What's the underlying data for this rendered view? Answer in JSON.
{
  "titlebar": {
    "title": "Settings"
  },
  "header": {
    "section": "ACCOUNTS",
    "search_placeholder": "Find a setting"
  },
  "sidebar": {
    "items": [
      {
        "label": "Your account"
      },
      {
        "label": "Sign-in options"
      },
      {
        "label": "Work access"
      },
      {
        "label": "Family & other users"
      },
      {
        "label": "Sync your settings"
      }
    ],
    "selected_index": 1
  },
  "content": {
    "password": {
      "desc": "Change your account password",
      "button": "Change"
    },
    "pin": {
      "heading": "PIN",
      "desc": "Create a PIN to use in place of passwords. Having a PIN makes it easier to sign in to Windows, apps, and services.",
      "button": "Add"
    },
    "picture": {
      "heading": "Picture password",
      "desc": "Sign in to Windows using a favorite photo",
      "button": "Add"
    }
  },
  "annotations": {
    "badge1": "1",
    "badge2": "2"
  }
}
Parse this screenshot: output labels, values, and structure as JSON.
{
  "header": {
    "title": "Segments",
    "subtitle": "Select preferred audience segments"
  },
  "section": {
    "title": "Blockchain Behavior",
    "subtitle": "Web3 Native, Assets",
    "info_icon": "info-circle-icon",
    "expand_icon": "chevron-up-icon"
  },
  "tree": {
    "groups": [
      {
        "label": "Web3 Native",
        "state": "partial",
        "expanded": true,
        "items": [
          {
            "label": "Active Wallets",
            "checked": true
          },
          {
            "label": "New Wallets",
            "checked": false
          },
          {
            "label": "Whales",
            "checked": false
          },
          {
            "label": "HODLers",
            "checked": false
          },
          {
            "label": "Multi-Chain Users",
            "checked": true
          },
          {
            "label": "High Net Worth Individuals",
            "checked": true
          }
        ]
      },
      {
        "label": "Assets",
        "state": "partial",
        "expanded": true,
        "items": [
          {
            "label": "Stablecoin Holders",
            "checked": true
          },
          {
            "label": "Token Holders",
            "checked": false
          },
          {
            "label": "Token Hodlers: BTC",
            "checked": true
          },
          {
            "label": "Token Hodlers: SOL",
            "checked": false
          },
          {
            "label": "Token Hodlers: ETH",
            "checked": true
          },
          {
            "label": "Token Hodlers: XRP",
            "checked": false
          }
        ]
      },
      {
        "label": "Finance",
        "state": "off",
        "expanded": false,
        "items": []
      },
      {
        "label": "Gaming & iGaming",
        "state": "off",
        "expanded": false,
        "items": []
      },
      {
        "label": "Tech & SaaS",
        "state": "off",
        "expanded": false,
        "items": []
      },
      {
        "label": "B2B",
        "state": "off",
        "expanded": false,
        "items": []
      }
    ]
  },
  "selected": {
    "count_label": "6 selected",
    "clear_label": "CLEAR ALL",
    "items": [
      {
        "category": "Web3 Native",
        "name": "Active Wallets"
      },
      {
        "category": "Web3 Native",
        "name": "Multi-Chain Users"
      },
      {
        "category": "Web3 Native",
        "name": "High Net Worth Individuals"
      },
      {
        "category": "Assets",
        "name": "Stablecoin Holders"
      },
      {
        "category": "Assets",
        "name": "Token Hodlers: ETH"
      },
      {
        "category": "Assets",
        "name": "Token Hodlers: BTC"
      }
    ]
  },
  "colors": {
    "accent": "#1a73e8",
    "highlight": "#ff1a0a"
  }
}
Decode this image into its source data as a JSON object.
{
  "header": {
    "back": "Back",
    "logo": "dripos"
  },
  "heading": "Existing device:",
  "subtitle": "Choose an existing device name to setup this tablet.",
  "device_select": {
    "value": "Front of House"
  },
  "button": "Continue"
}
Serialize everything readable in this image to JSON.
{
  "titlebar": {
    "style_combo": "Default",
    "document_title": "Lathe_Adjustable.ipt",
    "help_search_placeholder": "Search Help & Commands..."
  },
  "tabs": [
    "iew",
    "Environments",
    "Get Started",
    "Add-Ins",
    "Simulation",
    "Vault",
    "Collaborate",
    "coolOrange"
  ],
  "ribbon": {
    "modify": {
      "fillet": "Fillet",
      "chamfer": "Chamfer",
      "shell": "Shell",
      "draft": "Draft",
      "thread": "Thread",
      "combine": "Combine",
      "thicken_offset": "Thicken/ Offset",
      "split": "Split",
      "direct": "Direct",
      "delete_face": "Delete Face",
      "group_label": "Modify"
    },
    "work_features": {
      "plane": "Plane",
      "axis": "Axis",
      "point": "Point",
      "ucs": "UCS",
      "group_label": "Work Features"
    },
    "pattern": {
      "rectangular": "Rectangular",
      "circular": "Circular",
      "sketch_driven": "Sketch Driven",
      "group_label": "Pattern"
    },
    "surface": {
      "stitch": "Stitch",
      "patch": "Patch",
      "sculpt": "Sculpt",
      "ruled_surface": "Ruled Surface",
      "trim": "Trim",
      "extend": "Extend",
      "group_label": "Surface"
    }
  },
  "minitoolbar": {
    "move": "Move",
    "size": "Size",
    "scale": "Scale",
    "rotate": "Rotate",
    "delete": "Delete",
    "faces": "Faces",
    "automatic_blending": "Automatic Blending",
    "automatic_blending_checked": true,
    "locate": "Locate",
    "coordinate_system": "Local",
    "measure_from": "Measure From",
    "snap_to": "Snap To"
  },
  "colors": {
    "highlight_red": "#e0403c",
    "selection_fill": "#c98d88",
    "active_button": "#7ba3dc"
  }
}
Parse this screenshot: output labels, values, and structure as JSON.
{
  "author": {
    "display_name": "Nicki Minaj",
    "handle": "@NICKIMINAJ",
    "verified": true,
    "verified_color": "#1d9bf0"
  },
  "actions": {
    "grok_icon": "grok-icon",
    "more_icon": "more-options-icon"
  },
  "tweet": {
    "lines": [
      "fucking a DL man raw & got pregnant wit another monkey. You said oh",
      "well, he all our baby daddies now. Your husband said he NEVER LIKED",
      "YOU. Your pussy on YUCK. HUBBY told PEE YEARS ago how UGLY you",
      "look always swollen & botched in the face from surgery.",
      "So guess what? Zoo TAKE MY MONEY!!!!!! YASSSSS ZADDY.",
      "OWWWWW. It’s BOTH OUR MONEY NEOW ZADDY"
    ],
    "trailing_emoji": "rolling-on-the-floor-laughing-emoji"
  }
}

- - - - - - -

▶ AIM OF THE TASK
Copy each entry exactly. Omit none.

▶ ANSWER
What's the underlying data for this rendered view? Answer in JSON.
{
  "titlebar": {
    "title": "Settings"
  },
  "header": {
    "section": "ACCOUNTS",
    "search_placeholder": "Find a setting"
  },
  "sidebar": {
    "items": [
      {
        "label": "Your account"
      },
      {
        "label": "Sign-in options"
      },
      {
        "label": "Work access"
      },
      {
        "label": "Family & other users"
      },
      {
        "label": "Sync your settings"
      }
    ],
    "selected_index": 1
  },
  "content": {
    "password": {
      "desc": "Change your account password",
      "button": "Change"
    },
    "pin": {
      "heading": "PIN",
      "desc": "Create a PIN to use in place of passwords. Having a PIN makes it easier to sign in to Windows, apps, and services.",
      "button": "Add"
    },
    "picture": {
      "heading": "Picture password",
      "desc": "Sign in to Windows using a favorite photo",
      "button": "Add"
    }
  },
  "annotations": {
    "badge1": "1",
    "badge2": "2"
  }
}
Parse this screenshot: output labels, values, and structure as JSON.
{
  "header": {
    "title": "Segments",
    "subtitle": "Select preferred audience segments"
  },
  "section": {
    "title": "Blockchain Behavior",
    "subtitle": "Web3 Native, Assets",
    "info_icon": "info-circle-icon",
    "expand_icon": "chevron-up-icon"
  },
  "tree": {
    "groups": [
      {
        "label": "Web3 Native",
        "state": "partial",
        "expanded": true,
        "items": [
          {
            "label": "Active Wallets",
            "checked": true
          },
          {
            "label": "New Wallets",
            "checked": false
          },
          {
            "label": "Whales",
            "checked": false
          },
          {
            "label": "HODLers",
            "checked": false
          },
          {
            "label": "Multi-Chain Users",
            "checked": true
          },
          {
            "label": "High Net Worth Individuals",
            "checked": true
          }
        ]
      },
      {
        "label": "Assets",
        "state": "partial",
        "expanded": true,
        "items": [
          {
            "label": "Stablecoin Holders",
            "checked": true
          },
          {
            "label": "Token Holders",
            "checked": false
          },
          {
            "label": "Token Hodlers: BTC",
            "checked": true
          },
          {
            "label": "Token Hodlers: SOL",
            "checked": false
          },
          {
            "label": "Token Hodlers: ETH",
            "checked": true
          },
          {
            "label": "Token Hodlers: XRP",
            "checked": false
          }
        ]
      },
      {
        "label": "Finance",
        "state": "off",
        "expanded": false,
        "items": []
      },
      {
        "label": "Gaming & iGaming",
        "state": "off",
        "expanded": false,
        "items": []
      },
      {
        "label": "Tech & SaaS",
        "state": "off",
        "expanded": false,
        "items": []
      },
      {
        "label": "B2B",
        "state": "off",
        "expanded": false,
        "items": []
      }
    ]
  },
  "selected": {
    "count_label": "6 selected",
    "clear_label": "CLEAR ALL",
    "items": [
      {
        "category": "Web3 Native",
        "name": "Active Wallets"
      },
      {
        "category": "Web3 Native",
        "name": "Multi-Chain Users"
      },
      {
        "category": "Web3 Native",
        "name": "High Net Worth Individuals"
      },
      {
        "category": "Assets",
        "name": "Stablecoin Holders"
      },
      {
        "category": "Assets",
        "name": "Token Hodlers: ETH"
      },
      {
        "category": "Assets",
        "name": "Token Hodlers: BTC"
      }
    ]
  },
  "colors": {
    "accent": "#1a73e8",
    "highlight": "#ff1a0a"
  }
}
Decode this image into its source data as a JSON object.
{
  "header": {
    "back": "Back",
    "logo": "dripos"
  },
  "heading": "Existing device:",
  "subtitle": "Choose an existing device name to setup this tablet.",
  "device_select": {
    "value": "Front of House"
  },
  "button": "Continue"
}
Serialize everything readable in this image to JSON.
{
  "titlebar": {
    "style_combo": "Default",
    "document_title": "Lathe_Adjustable.ipt",
    "help_search_placeholder": "Search Help & Commands..."
  },
  "tabs": [
    "iew",
    "Environments",
    "Get Started",
    "Add-Ins",
    "Simulation",
    "Vault",
    "Collaborate",
    "coolOrange"
  ],
  "ribbon": {
    "modify": {
      "fillet": "Fillet",
      "chamfer": "Chamfer",
      "shell": "Shell",
      "draft": "Draft",
      "thread": "Thread",
      "combine": "Combine",
      "thicken_offset": "Thicken/ Offset",
      "split": "Split",
      "direct": "Direct",
      "delete_face": "Delete Face",
      "group_label": "Modify"
    },
    "work_features": {
      "plane": "Plane",
      "axis": "Axis",
      "point": "Point",
      "ucs": "UCS",
      "group_label": "Work Features"
    },
    "pattern": {
      "rectangular": "Rectangular",
      "circular": "Circular",
      "sketch_driven": "Sketch Driven",
      "group_label": "Pattern"
    },
    "surface": {
      "stitch": "Stitch",
      "patch": "Patch",
      "sculpt": "Sculpt",
      "ruled_surface": "Ruled Surface",
      "trim": "Trim",
      "extend": "Extend",
      "group_label": "Surface"
    }
  },
  "minitoolbar": {
    "move": "Move",
    "size": "Size",
    "scale": "Scale",
    "rotate": "Rotate",
    "delete": "Delete",
    "faces": "Faces",
    "automatic_blending": "Automatic Blending",
    "automatic_blending_checked": true,
    "locate": "Locate",
    "coordinate_system": "Local",
    "measure_from": "Measure From",
    "snap_to": "Snap To"
  },
  "colors": {
    "highlight_red": "#e0403c",
    "selection_fill": "#c98d88",
    "active_button": "#7ba3dc"
  }
}
Parse this screenshot: output labels, values, and structure as JSON.
{
  "author": {
    "display_name": "Nicki Minaj",
    "handle": "@NICKIMINAJ",
    "verified": true,
    "verified_color": "#1d9bf0"
  },
  "actions": {
    "grok_icon": "grok-icon",
    "more_icon": "more-options-icon"
  },
  "tweet": {
    "lines": [
      "fucking a DL man raw & got pregnant wit another monkey. You said oh",
      "well, he all our baby daddies now. Your husband said he NEVER LIKED",
      "YOU. Your pussy on YUCK. HUBBY told PEE YEARS ago how UGLY you",
      "look always swollen & botched in the face from surgery.",
      "So guess what? Zoo TAKE MY MONEY!!!!!! YASSSSS ZADDY.",
      "OWWWWW. It’s BOTH OUR MONEY NEOW ZADDY"
    ],
    "trailing_emoji": "rolling-on-the-floor-laughing-emoji"
  }
}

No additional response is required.